The secret

I was 20  when I revealed the secret the first time to a psychologist of a college. I liked her immediately but it took me several weeks before taking the decision to talk about it. I told her that my father touched me repeatedly and did more than touching me during my adolescence. I thought that would be our last meeting, I was sure she would despise me. We continued to meet but I never wanted to talk about the secret again. I told her that he had stopped touching me since four years and that it wasn't a problem for me, the real problem was my mother drinking almost every day. She tried to talk about it once again but I told her that it belonged to the past.

I was 21 when my first male friend almost guessed about the secret. He asked me why I was always so angry at my mother. I answered she was always drinking. He said everybody knew she was alcoholic and that it wasn't a good reason to be angry at a mother like I was. I told him that being beaten by a mother was a good reason to be angry at her.
Then he asked me if I was sexually abused by my mother. He said he was sure because  I was acting like someone who was sexually abused. I remained speechless for a few seconds before saying that my father was the abuser. I begged him to keep it secret. After asking me if he was still abusing me, he promised me to keep it secret.

Few months later, I had a first boyfriend. He was 14 years older than me.  I loved him as if he was my brother and he loved me as if I was his girlfriend.  By dating him, I had a place to go to sleep when my mother was too drunk, so I accepted to be his girl friend. He saw me taking five drugs at once.  He guessed something was wrong, he asked me the question. For the first time of my life, I told him the details of the secret and that it was the reason for taking extra drugs. After talking for few hours, I begged him to keep the secret. I knew revealing the secret would destroy the marriage of my parents. I even threatened him to break up with him. He promised me he would keep the secret between us... He broke the promised. He told it to my mother.

My mother asked me if it was true. I told her to ask the question to him.  My father denied in the name of Jesus and said I was crazy. He said  I was projecting the evil action of my biological father on him. My mother drank more and more. Each time  she was drunk, she also said my biological father was an alcoolic and that I was projecting his alcooholism on her.  This life lasted four more years.


The cost of a secret

Like you, I was in my early twenties when I felt like I had to tell more about my personal life.  I was getting tired of the anger and the duplicity of living one life, only to cover and protect another.  It wasn't working, and a life-time of lies was killing me.  My coping skills were falling apart, the flashbacks and sensory memories were terrifying and it all made me more silent and miserable.  I didn't want to be miserable, like "them".

The problem I found was telling the truth cost me relationships, anyway.  First came the Dear-in-Headlights look and reaction from those I dared to let close, and then came the awkward discomfort of not knowing what to say to me because I was so raw and filled with so much hurt, rage and frustrated confusion.  The worst was being told I was crazy, or that I was making stories-up just to get attention.  Those are the times I truly began to think every decision I made and action I would make was wrong.

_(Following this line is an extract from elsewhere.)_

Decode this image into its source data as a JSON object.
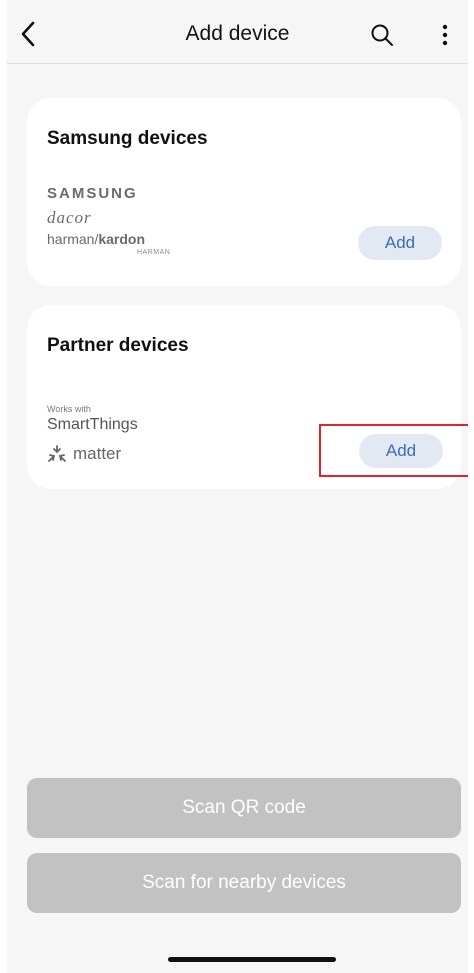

Looking back, I know what I really wanted from those I told were answers and apologies.  I wanted them to make everything better, so life could be safe again.

No one could do that, so it didn't take long for me to go back into hiding.


Pound Pup Legacy